But as grandmotherly joys increase, moments to mull over any sewing other than patchwork no longer exist.  That’s fine, reminding me I really shouldn’t plan for more than this day.  In light of the recent wildfires, perhaps it’s truly best to live each day as the blessing it is.  I took the opportunity to make some little kennel quilts for an animal shelter in Oakland, using spare squares, then extending them another two inches.  It took a couple of days, and while it’s a drop in the bucket, I enjoyed making these little comforters.

These are 12.5 by 18.5 inches, fitting inside small kennels.

Right now a baby blanket awaits time under my machine, my youngest daughter has requested an insert for her sleeping bag, and Christmas fabric is stacked and waiting for space on the quilt walls to open up.  After my father died, I made two patchwork baby quilts for Little Miss, then was ready to say adios to that manner of quilting.  But that doesn’t seem to have been in the plan….

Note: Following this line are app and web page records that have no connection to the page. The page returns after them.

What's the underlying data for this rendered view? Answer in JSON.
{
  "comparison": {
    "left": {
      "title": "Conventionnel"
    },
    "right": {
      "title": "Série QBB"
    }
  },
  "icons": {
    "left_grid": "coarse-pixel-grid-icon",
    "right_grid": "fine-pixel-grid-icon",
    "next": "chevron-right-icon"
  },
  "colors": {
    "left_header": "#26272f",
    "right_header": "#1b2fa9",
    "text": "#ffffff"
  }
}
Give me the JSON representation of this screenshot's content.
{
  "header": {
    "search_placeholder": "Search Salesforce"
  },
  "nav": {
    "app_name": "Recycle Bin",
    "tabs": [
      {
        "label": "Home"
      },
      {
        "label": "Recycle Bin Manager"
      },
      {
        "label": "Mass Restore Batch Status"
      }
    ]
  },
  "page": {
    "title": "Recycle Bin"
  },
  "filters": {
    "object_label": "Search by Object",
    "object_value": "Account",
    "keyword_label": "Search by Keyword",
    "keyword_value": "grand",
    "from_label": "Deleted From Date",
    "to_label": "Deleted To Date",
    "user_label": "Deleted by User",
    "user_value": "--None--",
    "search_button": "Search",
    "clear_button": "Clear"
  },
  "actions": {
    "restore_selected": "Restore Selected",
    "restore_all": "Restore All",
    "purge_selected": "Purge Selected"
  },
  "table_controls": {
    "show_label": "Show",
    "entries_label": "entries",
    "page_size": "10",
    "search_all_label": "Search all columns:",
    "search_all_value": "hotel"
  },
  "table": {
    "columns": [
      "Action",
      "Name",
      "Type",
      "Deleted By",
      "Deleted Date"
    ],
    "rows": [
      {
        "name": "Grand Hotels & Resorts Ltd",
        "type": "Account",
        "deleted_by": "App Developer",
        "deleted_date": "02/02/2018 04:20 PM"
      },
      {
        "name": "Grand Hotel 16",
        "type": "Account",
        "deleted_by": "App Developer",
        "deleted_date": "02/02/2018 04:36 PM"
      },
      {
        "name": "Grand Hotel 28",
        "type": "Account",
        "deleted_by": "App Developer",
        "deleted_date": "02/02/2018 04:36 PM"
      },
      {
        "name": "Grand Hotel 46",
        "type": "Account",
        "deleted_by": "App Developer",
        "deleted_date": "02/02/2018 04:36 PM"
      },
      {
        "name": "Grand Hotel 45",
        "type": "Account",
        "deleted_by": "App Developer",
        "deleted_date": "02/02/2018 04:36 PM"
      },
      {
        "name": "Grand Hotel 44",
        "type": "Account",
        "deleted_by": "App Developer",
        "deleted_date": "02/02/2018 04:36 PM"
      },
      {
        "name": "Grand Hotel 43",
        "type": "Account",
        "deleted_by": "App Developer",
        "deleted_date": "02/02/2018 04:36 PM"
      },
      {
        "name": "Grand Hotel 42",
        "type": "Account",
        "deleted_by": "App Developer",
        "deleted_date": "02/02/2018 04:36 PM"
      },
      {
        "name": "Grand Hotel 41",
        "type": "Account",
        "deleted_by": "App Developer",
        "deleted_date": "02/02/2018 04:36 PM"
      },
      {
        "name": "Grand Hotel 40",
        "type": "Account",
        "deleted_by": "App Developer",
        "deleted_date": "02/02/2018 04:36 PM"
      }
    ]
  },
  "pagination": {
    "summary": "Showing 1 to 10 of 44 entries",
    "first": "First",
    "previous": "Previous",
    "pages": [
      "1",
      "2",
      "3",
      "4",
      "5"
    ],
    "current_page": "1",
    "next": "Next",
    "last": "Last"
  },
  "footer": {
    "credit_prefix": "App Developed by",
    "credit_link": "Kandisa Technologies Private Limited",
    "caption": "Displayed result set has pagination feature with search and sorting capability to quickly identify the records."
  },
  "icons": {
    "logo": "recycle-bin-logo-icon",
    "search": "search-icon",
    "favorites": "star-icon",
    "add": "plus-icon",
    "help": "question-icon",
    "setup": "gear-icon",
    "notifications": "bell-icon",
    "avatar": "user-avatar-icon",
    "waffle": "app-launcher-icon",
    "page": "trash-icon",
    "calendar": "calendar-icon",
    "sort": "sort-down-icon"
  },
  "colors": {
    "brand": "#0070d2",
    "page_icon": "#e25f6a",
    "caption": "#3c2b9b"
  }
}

Most of these fabrics were leftover from a quilt I made my goddaughter. The long strips are from a quilt back recently completed.

As the writing has waned, maybe improv quilting will again emerge when nietos are school-age.  I have as many quilt notions as novel plots, but there are only so many hours in one day, and clinging to methods that require more time than I can muster is futile.  I spent this morning reading over the last three chapters of The Hawk, and if I get around to adding more tomorrow, fantastic.  If not….  Herein lies the crux of happiness that I’ve been embracing; what will be will most certainly be.  And what doesn’t happen….  Either it will come back to me later, or was never mine in the first place.  I waited until I was forty to start writing, never believing I would complete a single book.  Hah!  Soon I’ll expound upon that miracle, but today I’m content to honor patchwork.  It’s not flashy, but full of love, and for now the best usage of my talents.  It’s where I started this quilting journey, which hopefully has other avenues yet to explore.